Advancements in SCADA systems are impacting the water industry. The cutting-edge Internet of Things (IoT) and smart city applications are providing water operators with more information than ever before. One such element of information is power monitoring of the electric motors that are driving your water pumps.
Simply putting in a phase monitor at the station and detecting a phase loss does not provide enough information to quickly and effectively diagnose problems at your pump stations. Extreme Endeavors has configured our IoT hardware to include in our SCADA systems the monitoring of voltages and currents, and the benefits have paid off.
What if we were to tell you that power monitoring could help you to detect leaks and equipment failures, and assist in preventative maintenance? Your SCADA system should include the monitoring of voltages and currents coming into the pumps. It then logs this data to the cloud where operators, who have access to gather information about the pumps, as well as computer algorithms, automatically make decisions to keep the water production or distribution constant.
What Voltage Monitoring Can Tell Us
Monitoring the voltage that is going to your pumps tells you a lot about the quality of power that is delivered. We have found several instances where the power company delivers voltages which are out of specification. Each phase of voltage should be 120V RMS ± 6%, which means the lowest voltage you should read is 112.8 V RMS and the highest should be 127.2 Volts. We have found that when a power company is out of specification, it is very responsive in correcting the issue, especially if you have a graph from your SCADA system which shows the high or low voltage readings.
However, the fault may not always be from an outside source. For example, if your voltage starts to drop, this could mean that your switchgear coming into the pump station may have loose connections or failing parts.
Likewise, failing components can be to blame.
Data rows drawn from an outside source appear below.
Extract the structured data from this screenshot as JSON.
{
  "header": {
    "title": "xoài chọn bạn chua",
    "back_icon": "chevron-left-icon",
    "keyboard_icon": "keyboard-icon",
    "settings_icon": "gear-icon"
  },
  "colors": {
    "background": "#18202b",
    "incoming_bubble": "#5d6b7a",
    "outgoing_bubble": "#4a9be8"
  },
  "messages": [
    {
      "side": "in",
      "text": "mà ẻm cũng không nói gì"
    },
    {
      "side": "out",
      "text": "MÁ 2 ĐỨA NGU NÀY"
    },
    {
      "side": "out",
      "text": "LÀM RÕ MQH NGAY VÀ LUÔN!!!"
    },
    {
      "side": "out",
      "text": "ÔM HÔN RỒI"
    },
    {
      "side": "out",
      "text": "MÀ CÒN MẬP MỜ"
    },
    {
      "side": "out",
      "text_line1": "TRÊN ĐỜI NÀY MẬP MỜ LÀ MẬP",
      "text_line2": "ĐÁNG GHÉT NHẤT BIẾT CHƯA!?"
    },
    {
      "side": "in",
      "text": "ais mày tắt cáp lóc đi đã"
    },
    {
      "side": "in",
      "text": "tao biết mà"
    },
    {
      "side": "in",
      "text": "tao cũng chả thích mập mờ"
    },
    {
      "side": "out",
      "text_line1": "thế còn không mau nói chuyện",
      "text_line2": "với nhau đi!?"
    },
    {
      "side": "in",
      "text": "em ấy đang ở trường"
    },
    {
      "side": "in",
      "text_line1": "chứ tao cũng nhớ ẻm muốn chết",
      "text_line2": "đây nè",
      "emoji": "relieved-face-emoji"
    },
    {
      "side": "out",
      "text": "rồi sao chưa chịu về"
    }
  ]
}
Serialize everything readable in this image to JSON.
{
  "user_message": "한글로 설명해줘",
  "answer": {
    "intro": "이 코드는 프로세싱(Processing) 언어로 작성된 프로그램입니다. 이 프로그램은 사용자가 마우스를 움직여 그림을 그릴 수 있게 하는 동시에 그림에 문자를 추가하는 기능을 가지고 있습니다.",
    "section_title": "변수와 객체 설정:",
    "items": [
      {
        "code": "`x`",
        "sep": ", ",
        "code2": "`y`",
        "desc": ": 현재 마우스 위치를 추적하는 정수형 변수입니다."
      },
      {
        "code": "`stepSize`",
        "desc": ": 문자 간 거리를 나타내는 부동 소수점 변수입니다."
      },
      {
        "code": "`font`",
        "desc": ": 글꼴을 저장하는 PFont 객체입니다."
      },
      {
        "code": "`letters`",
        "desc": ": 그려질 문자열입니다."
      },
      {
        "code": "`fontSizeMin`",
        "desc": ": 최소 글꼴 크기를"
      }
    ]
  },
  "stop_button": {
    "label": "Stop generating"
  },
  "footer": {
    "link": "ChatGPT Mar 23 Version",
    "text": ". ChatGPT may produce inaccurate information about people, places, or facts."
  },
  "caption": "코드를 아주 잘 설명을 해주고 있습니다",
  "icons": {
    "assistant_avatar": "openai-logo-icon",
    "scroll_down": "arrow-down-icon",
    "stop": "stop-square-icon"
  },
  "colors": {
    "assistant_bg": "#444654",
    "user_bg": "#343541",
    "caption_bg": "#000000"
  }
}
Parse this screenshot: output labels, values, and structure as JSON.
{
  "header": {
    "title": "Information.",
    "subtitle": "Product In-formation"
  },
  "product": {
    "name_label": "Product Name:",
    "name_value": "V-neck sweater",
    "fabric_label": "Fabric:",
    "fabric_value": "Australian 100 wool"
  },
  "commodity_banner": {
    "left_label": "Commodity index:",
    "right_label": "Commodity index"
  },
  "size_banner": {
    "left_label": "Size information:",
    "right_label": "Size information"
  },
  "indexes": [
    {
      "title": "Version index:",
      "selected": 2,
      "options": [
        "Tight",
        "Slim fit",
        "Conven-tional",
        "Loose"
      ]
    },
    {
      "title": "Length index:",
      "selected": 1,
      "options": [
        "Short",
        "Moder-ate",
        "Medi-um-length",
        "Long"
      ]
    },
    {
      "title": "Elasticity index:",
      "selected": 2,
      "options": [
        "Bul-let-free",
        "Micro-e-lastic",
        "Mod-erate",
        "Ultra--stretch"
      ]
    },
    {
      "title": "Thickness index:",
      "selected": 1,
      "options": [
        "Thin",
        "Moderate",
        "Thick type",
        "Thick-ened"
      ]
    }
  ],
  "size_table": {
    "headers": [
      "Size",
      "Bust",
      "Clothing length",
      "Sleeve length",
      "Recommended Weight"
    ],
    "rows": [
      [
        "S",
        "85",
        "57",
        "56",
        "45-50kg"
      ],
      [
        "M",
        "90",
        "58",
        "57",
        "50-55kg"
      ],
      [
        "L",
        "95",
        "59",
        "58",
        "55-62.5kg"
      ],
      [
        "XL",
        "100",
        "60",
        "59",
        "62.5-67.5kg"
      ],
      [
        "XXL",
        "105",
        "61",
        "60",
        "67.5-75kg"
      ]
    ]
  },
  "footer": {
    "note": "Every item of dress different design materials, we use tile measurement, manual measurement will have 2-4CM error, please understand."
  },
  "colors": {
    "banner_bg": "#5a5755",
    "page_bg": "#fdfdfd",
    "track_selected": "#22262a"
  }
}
If you’re using a Variable Frequency Drive (VFD) to run your pumps and you are monitoring the voltage, this can tell you when the VFD is declining. When the VFD starts to output erratic voltages, this is an indication that it will soon fail.
What the Current Can Tell Us
The current, or amperage, into the armature of the electric motor that drives the pump can be measured so that it informs you about the pump and the contents it is pumping. Extreme Endeavors has helped our customers to use “current” monitoring that indicates when a pump goes into cavitation and when it loses prime. We have also helped our customers to analyze the volume of water that is being pumped for leak detection applications.
One case we would like to present was found while we were working with the Taylor County Public Service District. One of their pump stations, the Wickwire Station, can operate as a hydrostatic station, as it did in October/November 2018 while the tank was being painted. The Wickwire Station provides water to a set of pumps that fill the Oak Grove tank. Figure 1 shows a graph of the current draw of phase A of the electric motor that drives the pump providing the constant pressure. The blue shows the actual data, and the red line shows a running average of 20 data points. The graph shows plateaus in the amperage, which we can correlate to the time that Oak Grove pumps are running to fill the Oak Grove tank. It should be noted that Oak Grove pump 1 has a higher output over pump 2, hence there is less run time, as is shown in this graph.
This graph shows a noticeable depression just after midnight. This is a time when people are using less water; hence, less current is required to supply the pump and maintain pressure.
We can see from this example that the current measurement of a hydrostatic pump system can be used to detect leaks and system failures. In this scenario, we could use the volume of water in the Oak Grove tank as a calibration value and determine a flow rate based on the current that is going into the motor.
Pump current measurements also have applications that go beyond hydrostatic situations. For example, one customer uses our current monitoring system to indicate when foreign objects are stuck in the impellers of their sewage pumps. Another customer uses current monitoring to determine when the pump goes into cavitation so that it can be shut down.
Power factor is the ratio of the power that a device draws from the main supply and the power that it actually consumes, or the ratio between Real and Apparent power. A perfect power factor would be 1.0 when the device consumes all the power it draws. With a power factor of .9, 90% of the power would be consumed, while 10% is lost. So, our goal here is to keep the power factor as close to 1.0 as possible.
It is important to include a power factor monitoring system as part of your SCADA system because the power factor will diminish as your pumps degrade or as something changes. What many people do not realize is that they can add elements to their system which will adjust and turn the power factor close to 1.0 so that energy is used efficiently.
Power is a critical resource for both water distribution and production, and your SCADA system has the technology to thoroughly monitor that resource. As with any component in your SCADA system, the benefits and features you will receive from adding this to your system are in the details, as everything from sampling rates to data processing must all be considered when you are power monitoring.
Data processing is quickly becoming a key element in your SCADA system and is needed with power monitoring. However, a single contract, which is the normal case in most water industry installations of SCADA equipment, does not allow the optimization that is needed. Your SCADA contract should be divided up into two phases. The first phase is design and installation. The second phase then takes place in 3 to 6 months when you develop a data processing system to add features which will give the Public Service District the most benefit.